Out of Alexandra Deschamps-Sonsino‘s lab comes Constant Setting, a beautiful Flickr-based mashup. Constant Setting shows us photos (released under Creative Commons, tagged on Flickr with sunset and a location), from those places where the sun is setting right now. So what happens is, you get to see a never-ending flow of sunset photos from all over the world, following the sun setting around the globe. Beautiful – make sure to switch to full screen!
Image: Constant Setting, courtesy Alexandra Deschamps-Sonsino
If there’s one thing the internet is pretty good at, then it must be crunching lots of info by having a lot of folks look at said info. Call it crowdsourcing or collaboration, if you need a great many eyes to look at stuff, and a lot of opinions, the web is the place to go. So here comes Ameritocracy, a community-based, collaborative fact-checking site.
How does it work? Users submit statements made by politicians, pundits and the like, other users (aka the community) puts in their two cents of background or opinion (hopefully facts, too) they have on those statements. A reputation system helps separate the wheat from the chaff.

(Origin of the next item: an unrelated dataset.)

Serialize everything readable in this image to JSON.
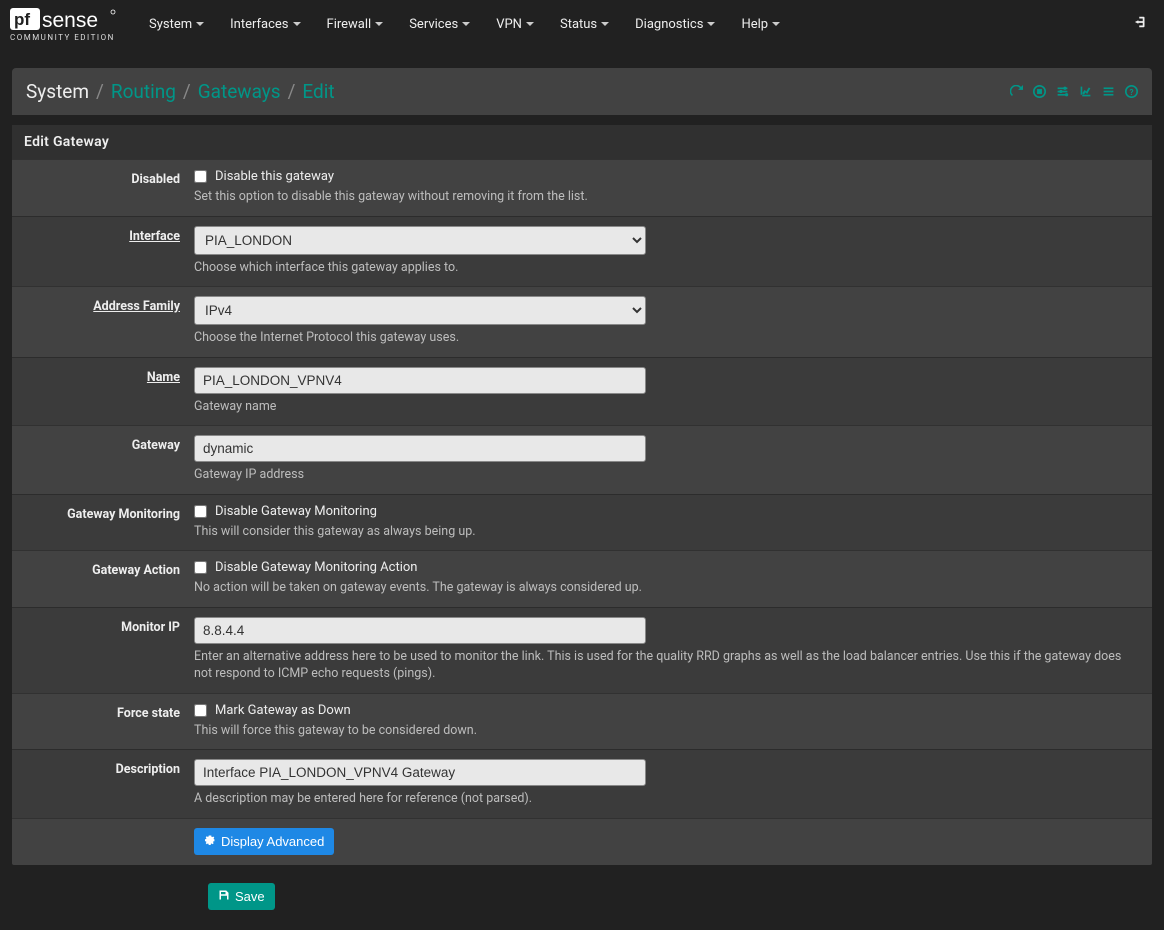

As Ameritocracy describe it:
The core features of Ameritocracy are adding statements (made by a person or organization) and assessing statements. For example, if you hear Jane Doe say something on tv that you find questionable, you can submit that statement to the site to see what the community has to say about it, or you can add your own assessment. Members can then rate Jane Doeâ€™s statement for credibility and relevancy, add their own assessments, or post a comment. From this, Jane Doe will develop a reputation based on the community ratings, and you and your sources will develop a positive reputation so long as no one identifies your submission as a misquote or deliberately inaccurate information. The goal is to get a few different perspectives for each statement, so anyone looking to know more about a statement can get a broader picture and make their own assessment.
Sounds like a solid plan to me. Any platform that helps bring more transparency into political processes can just be good. If it harnesses the intelligence of the network, all the better.
Update: Want to check out Ameritocracy first hand? The Ameritrocracy team was so nice to provide my readers with a bunch of invites to the close beta. With the invite code “wavingcat” (one word, all lower case) you can sign up here.
But that’s pretty cool, too. After all, it’s the users who know about the bad usability and all the problems. It’s a pain to use? Chances are the users know better than the company. And not even the best-designed products are perfect.
Strangely enough, the Redesignme website doesn’t look all that great itself, but hey, maybe I’ll just submit a redesign. Or maybe you will?